Walter Otto Stieglitz, “Mick” to his family, Walt to everyone else, was born at home in Bunker Hill on April 14, 1934.
He attended a one-room schoolhouse where he so excelled that he graduated at the tender age of 16. For the next couple of years, he worked at various jobs including making coffee pots in a factory where he did so well the older guys made him slow down as he was putting them to shame.
Next, he went to Oregon in the summer of 1951 and worked as a fire lookout before starting college at Southern Illinois University at Carbondale. There, besides classes, he enrolled in the ROTC, joined the Theta Xi fraternity, and got a job with the wildlife cooperative unit on campus. Walt had always loved to hunt and fish with his dad, several uncles, and friends. The job with the wildlife unit at SIU showed him what his path was to be in life. Everything fit! Almost. First, he needed to fulfill his military obligation and trained to become a jet pilot. He really wanted to be a biologist, so he left the Air Force and signed up with the United States Fish and Wildlife Service in the National Wildlife Refuge System.
In 1954, he married Lynn Montgomery and together they had three children, Jeff, Kim, and Barry.
His first National Wildlife Refuges were at Reelfoot Lake and Lake Isom in Tennessee. The resident manager there was not sure what to do with his first assistant manager and so assigned Walt to paint the flagpole on his first day. From that humble start, Walt went forever upward in his career.
The family then went to Florida to live while Walt traveled to refugees all over Florida, Georgia, and Alabama. A move to Georgia followed to work in the Regional office supervising refuges in North Carolina, South Carolina, Maryland, and Virginia. California was next to start a new refuge in San Francisco Bay and add a couple of other smaller refugees nearby. Walt then transferred back east to work in Washington D.C. in a variety of positions including as the Bicentennial Land Heritage Program coordinator.

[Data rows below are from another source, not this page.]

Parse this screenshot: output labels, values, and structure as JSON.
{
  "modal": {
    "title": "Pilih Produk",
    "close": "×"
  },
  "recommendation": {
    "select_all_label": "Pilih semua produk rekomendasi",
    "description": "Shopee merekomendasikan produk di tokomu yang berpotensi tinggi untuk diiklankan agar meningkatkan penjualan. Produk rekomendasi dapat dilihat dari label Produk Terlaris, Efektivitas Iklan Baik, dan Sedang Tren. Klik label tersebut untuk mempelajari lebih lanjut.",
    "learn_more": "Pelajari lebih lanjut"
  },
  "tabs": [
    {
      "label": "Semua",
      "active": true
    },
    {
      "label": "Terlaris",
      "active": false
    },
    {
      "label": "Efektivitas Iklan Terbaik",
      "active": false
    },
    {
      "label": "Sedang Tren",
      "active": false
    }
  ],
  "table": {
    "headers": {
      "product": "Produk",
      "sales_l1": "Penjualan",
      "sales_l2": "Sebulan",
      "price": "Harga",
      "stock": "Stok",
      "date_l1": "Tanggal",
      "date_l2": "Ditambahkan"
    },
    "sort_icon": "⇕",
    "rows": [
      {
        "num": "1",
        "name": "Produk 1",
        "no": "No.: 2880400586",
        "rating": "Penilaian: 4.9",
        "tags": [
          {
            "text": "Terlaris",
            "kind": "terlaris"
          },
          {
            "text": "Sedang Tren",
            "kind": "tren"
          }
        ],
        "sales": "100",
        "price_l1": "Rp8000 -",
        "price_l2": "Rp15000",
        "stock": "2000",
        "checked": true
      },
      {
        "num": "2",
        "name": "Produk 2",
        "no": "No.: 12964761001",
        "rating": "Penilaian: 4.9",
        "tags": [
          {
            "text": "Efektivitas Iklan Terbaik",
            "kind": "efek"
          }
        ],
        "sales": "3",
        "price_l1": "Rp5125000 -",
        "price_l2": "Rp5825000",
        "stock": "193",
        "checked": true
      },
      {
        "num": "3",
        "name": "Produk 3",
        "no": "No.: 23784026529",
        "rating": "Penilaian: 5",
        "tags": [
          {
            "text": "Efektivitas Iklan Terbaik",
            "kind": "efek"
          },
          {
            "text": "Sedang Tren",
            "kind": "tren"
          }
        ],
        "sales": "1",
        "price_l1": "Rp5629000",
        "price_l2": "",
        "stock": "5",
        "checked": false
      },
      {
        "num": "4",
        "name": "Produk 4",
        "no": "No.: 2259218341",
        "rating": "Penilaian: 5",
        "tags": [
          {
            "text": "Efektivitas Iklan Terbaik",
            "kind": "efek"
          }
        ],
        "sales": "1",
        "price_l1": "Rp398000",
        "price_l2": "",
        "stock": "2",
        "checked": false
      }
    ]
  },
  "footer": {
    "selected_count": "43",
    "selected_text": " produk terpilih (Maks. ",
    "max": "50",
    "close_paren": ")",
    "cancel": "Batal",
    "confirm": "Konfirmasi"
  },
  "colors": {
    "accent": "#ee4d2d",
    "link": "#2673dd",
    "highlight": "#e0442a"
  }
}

From there he returned to Georgia as Deputy Regional Director. He was called again to Washington D.C. to fill several positions over the next seven years. Finally, he was called to Anchorage, Alaska where he was the Regional Director of 78 million acres of refugees in Alaska. Walt was responsible for the federal response to the infamous Exxon Valdez oil spill, newly created rights for Native Alaskans, and got to work with bears, moose, caribou, sea otters, and snow.
Through the years, Walt made many friends while working in the Fish & Wildlife Service. There are also special boyhood buddies, tennis, and bridge friends. He wrote before his passing that he hoped people would remember him well.

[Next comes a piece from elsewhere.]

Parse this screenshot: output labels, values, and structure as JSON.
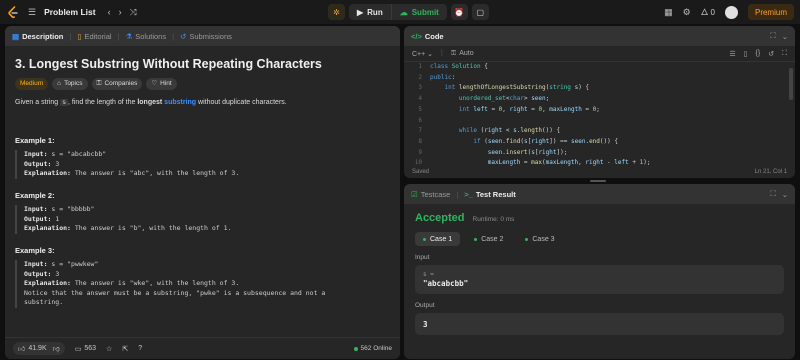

He was extremely proud of his immediate family as well as the extended family he grew up with. He never really left home. He leaves behind his wife, Lynn; his sons, Jeff and Barry (Wendy); daughter, Kim; sister, Barbara; ten grandchildren; and three great-grandchildren. One grandson predeceased him.
Walt died of natural causes on February 12. His visitation will begin at 4 p.m. on Friday, February 26 at Kravanya Funeral Home located at 875 S. Washington, St., Bunker Hill, IL 62014 and end at 7 p.m. Walt’s service and burial will be at 11 a.m. on February 27 starting at the funeral home and ending at the Bunker Hill Cemetery. COVID 19 guidelines will be followed including mandatory masks. The service will be streamed live online and available for 30 days after. An opportunity to participate via Zoom is planned. For more information call 618-585-3266 or www.kravanyafuneral.com.

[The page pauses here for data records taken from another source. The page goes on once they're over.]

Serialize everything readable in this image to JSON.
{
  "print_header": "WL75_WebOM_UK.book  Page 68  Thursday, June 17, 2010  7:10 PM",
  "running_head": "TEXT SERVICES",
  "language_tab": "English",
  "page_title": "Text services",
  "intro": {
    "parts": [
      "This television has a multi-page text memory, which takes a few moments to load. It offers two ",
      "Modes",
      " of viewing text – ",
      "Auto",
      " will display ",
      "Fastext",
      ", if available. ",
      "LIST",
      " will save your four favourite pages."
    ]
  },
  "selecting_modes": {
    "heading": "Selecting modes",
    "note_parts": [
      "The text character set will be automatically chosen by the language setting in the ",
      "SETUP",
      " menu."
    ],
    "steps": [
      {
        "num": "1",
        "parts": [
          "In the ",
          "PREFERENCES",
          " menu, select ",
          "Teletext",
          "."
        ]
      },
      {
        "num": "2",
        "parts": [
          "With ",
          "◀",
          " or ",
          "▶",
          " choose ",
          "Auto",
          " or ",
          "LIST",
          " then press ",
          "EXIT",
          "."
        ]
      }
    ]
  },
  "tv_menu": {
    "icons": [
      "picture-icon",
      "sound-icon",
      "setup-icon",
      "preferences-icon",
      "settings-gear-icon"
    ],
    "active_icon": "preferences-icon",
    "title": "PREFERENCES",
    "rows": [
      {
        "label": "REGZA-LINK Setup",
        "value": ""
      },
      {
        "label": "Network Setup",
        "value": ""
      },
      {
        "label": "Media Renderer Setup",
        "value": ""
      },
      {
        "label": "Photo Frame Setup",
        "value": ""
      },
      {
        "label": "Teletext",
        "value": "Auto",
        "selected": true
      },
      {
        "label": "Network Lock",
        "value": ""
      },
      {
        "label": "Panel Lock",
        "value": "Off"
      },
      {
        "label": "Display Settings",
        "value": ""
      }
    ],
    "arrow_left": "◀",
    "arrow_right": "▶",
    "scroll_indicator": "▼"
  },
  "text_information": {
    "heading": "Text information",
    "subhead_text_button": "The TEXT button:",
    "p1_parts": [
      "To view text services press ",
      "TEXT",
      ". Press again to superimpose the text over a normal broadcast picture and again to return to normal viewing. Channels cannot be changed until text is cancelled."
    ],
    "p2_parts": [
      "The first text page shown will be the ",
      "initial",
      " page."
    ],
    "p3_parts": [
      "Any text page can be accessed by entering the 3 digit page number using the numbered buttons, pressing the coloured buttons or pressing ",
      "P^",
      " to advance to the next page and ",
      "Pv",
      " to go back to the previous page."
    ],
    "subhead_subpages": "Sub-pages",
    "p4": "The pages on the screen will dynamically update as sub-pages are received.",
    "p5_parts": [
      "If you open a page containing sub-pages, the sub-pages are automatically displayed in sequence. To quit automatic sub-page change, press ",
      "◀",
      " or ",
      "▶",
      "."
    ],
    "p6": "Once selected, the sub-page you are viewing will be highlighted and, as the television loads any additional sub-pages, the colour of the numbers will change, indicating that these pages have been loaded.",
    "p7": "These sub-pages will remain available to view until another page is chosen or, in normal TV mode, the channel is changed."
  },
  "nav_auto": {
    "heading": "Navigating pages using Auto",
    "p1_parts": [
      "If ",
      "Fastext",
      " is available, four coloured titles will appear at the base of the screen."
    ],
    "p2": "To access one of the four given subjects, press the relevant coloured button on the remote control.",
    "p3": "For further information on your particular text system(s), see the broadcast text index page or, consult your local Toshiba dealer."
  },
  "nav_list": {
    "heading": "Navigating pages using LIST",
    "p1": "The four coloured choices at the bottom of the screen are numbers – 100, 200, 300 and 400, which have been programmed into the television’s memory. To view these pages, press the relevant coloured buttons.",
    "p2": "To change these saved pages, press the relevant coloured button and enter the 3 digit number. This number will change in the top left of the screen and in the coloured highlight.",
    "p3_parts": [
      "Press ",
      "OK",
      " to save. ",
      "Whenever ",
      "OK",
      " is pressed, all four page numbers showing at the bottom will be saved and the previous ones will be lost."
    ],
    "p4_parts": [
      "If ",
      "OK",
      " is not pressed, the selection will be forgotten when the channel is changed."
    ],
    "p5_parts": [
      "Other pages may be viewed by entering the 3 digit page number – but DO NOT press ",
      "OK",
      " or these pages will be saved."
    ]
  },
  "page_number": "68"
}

In lieu of flowers, we suggest a donation to the National Wildlife Refuge Association, 1001 Connecticut Ave., Suite 905, Washington, DC 20036-5575, 202-417-3803, www.refugeassociation.org in his name.